Data to examine:
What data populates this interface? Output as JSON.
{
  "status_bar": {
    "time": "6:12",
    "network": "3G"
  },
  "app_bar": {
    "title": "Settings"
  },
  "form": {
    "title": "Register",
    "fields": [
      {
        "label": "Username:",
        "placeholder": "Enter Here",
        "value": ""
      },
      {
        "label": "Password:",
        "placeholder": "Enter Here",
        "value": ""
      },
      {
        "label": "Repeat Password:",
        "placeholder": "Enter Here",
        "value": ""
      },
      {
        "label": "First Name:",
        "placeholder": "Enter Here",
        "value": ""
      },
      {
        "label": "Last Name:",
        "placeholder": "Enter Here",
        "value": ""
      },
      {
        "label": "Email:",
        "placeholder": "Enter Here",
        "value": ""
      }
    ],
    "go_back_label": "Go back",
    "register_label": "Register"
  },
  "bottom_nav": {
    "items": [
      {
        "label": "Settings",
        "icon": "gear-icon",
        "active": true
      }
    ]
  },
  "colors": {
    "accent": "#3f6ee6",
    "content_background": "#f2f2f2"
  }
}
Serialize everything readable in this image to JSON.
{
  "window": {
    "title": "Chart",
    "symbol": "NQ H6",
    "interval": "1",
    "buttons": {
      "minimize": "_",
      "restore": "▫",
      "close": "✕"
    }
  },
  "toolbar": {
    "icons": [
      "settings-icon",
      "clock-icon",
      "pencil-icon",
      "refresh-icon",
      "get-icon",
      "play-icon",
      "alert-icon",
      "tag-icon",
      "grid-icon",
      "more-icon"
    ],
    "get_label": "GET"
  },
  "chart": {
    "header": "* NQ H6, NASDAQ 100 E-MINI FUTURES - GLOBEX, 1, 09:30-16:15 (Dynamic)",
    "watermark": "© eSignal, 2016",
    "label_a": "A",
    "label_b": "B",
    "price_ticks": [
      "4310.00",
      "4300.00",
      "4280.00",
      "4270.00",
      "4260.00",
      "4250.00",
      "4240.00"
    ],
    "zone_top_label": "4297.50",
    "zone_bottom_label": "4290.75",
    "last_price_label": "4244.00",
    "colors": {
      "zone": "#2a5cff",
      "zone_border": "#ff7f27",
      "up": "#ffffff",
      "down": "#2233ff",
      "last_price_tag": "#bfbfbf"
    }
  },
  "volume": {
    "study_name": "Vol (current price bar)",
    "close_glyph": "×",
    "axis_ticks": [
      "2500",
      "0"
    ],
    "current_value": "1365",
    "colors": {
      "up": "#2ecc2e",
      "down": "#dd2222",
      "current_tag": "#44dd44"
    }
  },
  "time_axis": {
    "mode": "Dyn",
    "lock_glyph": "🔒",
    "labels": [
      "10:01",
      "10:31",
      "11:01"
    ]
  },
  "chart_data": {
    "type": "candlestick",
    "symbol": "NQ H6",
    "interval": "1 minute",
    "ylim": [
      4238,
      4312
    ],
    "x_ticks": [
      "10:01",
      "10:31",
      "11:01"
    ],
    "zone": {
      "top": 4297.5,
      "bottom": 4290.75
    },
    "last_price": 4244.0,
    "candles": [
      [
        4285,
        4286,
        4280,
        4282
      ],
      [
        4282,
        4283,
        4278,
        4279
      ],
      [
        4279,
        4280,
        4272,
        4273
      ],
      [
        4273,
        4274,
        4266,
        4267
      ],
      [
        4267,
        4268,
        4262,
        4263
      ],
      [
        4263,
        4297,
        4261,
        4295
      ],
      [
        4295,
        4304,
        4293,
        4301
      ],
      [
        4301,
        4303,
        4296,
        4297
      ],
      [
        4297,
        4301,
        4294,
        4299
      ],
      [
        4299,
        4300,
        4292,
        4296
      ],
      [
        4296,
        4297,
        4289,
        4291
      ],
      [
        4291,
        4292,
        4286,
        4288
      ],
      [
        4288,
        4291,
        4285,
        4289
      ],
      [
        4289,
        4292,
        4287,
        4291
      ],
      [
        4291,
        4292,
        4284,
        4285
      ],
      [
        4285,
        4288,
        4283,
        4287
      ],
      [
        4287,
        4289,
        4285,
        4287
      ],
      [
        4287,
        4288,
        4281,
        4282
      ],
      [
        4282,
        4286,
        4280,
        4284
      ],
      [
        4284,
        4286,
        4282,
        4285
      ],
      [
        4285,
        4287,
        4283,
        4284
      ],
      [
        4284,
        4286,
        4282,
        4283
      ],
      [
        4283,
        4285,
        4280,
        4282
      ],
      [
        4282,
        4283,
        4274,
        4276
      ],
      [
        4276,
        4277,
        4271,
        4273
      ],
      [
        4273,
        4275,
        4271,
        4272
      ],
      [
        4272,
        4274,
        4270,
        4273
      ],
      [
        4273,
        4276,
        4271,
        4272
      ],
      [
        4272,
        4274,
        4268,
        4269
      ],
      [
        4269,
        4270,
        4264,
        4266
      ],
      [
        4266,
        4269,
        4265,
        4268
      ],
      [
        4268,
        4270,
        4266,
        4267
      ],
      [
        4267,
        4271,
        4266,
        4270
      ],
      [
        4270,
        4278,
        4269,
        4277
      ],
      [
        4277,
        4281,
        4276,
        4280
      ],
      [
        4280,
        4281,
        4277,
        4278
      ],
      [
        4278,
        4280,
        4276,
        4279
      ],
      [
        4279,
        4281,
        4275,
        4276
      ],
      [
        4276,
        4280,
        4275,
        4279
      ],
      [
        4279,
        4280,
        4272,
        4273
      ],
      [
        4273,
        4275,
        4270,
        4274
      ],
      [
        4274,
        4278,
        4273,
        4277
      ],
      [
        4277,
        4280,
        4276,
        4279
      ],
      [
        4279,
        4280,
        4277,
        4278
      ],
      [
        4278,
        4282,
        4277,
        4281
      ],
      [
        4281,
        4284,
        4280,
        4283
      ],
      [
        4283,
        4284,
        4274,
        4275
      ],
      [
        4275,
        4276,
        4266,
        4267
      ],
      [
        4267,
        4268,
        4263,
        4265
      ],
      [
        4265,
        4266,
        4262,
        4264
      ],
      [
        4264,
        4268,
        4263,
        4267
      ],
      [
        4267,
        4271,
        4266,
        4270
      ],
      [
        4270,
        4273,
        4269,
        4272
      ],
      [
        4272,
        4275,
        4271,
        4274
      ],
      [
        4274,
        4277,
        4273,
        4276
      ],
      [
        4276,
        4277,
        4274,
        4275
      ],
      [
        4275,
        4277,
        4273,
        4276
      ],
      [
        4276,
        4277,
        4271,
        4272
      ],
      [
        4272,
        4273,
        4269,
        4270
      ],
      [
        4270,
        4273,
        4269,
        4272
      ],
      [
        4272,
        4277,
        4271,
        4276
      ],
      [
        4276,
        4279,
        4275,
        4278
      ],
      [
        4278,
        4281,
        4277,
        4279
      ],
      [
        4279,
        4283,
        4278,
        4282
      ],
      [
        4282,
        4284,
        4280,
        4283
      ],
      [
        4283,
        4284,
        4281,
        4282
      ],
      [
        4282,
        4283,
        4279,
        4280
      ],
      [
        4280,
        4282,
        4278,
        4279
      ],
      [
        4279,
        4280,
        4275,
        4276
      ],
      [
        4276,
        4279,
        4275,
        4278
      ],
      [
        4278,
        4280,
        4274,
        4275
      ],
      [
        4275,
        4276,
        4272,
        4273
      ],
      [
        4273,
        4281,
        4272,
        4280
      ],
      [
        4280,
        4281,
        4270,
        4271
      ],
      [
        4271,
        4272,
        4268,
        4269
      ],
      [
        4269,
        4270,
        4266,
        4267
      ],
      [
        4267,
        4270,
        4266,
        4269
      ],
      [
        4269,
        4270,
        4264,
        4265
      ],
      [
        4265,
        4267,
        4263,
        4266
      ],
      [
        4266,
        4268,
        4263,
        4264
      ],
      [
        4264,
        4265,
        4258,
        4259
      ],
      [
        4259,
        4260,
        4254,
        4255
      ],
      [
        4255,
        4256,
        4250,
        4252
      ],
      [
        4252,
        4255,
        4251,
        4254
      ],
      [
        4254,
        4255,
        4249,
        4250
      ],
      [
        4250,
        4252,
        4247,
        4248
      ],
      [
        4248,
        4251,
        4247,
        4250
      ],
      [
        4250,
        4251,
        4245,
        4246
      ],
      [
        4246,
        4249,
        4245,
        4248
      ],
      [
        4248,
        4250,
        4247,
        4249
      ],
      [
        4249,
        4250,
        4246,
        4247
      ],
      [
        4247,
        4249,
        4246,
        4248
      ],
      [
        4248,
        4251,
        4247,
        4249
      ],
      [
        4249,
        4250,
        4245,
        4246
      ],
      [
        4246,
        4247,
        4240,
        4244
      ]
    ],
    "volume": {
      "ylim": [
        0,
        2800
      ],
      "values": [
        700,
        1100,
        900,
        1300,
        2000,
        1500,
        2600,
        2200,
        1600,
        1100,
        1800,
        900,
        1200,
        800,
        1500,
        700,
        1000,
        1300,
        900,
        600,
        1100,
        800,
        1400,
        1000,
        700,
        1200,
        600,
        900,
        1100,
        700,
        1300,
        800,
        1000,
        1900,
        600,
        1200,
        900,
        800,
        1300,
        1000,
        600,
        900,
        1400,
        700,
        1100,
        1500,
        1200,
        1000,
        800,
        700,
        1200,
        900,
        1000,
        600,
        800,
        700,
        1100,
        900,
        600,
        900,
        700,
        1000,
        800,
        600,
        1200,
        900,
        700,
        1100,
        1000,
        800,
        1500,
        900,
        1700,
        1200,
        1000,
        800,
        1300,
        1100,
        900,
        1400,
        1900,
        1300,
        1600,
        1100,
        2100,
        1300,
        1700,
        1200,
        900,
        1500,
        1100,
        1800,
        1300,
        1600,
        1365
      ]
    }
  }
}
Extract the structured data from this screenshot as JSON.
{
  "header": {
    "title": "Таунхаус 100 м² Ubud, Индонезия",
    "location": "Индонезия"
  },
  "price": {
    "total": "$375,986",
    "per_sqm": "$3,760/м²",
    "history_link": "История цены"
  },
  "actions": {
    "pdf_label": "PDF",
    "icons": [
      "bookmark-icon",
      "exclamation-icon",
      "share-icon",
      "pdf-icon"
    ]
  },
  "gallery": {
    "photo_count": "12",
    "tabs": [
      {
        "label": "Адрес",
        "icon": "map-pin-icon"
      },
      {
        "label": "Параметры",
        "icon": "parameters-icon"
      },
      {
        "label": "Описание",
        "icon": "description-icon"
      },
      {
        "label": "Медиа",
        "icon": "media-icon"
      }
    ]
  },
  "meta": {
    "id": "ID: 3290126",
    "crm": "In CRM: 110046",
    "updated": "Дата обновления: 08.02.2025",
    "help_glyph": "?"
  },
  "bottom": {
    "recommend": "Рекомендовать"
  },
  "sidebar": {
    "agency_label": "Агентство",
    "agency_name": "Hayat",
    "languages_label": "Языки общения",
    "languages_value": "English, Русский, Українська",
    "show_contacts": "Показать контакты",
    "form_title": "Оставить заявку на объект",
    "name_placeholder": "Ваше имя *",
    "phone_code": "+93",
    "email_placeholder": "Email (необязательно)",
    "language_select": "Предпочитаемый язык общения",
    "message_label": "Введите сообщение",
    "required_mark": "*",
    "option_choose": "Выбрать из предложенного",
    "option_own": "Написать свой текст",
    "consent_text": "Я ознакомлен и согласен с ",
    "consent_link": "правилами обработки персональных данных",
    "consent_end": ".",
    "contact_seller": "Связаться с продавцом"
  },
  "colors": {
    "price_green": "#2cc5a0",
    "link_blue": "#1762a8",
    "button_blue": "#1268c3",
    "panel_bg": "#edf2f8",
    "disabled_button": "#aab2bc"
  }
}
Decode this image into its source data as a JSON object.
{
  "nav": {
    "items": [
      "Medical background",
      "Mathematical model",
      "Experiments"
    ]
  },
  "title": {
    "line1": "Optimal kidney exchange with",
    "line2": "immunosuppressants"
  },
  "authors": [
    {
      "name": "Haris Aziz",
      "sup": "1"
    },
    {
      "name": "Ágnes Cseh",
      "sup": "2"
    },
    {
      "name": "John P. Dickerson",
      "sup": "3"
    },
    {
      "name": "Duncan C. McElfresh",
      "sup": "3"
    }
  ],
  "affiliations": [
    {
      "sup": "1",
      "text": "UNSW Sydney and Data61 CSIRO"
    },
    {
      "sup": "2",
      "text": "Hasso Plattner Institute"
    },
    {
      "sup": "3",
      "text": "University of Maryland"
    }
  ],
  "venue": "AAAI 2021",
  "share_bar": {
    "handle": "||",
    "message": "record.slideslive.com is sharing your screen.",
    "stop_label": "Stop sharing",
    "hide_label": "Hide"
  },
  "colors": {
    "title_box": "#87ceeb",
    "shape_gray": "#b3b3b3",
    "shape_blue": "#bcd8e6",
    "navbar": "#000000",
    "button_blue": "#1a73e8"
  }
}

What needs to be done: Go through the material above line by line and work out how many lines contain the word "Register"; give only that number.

Solution below: 2